What you return must be the lines of the data that hold the word "title".

[Stored records]
-*-
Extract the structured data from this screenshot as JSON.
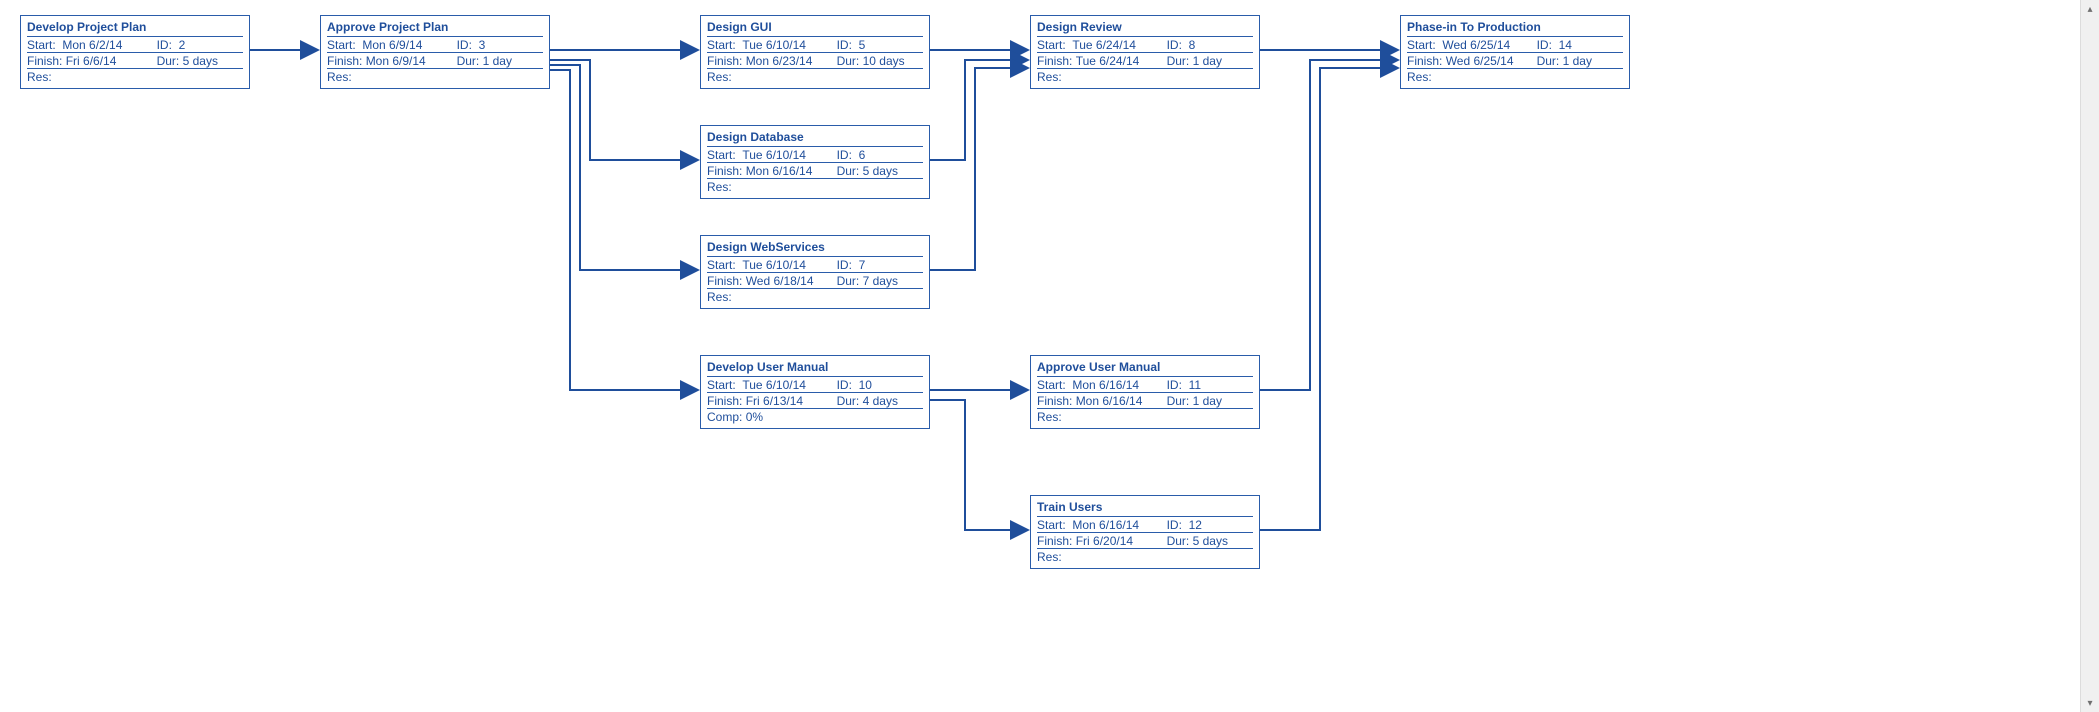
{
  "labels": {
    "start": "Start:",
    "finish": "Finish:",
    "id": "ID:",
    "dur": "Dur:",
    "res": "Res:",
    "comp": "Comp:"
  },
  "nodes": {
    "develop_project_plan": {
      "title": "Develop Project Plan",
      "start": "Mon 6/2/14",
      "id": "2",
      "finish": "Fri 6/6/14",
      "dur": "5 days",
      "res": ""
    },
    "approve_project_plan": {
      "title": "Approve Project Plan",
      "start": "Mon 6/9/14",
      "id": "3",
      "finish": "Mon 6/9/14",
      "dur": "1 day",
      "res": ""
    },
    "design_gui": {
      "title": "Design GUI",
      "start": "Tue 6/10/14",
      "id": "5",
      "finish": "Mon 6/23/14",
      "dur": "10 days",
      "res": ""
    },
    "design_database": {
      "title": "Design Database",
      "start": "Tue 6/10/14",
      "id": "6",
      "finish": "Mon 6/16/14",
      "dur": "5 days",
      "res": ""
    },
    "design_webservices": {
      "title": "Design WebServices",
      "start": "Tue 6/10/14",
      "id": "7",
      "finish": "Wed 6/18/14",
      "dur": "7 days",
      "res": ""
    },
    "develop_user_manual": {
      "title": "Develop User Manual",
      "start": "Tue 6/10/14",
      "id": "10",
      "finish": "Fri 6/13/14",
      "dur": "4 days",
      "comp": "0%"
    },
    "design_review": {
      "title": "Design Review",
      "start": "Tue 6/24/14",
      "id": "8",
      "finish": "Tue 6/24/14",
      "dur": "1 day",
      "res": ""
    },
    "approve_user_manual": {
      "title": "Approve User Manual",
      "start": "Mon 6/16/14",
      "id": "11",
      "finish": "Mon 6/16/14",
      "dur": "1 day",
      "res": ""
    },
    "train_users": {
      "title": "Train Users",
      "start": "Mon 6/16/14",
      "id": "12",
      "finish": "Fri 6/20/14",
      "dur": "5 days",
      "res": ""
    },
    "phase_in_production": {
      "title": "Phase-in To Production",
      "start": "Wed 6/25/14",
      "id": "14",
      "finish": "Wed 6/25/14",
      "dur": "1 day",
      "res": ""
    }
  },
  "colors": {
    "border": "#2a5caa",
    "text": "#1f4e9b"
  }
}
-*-
→ **ANSWER SPACE**:
      "title": "Develop Project Plan",
      "title": "Approve Project Plan",
      "title": "Design GUI",
      "title": "Design Database",
      "title": "Design WebServices",
      "title": "Develop User Manual",
      "title": "Design Review",
      "title": "Approve User Manual",
      "title": "Train Users",
      "title": "Phase-in To Production",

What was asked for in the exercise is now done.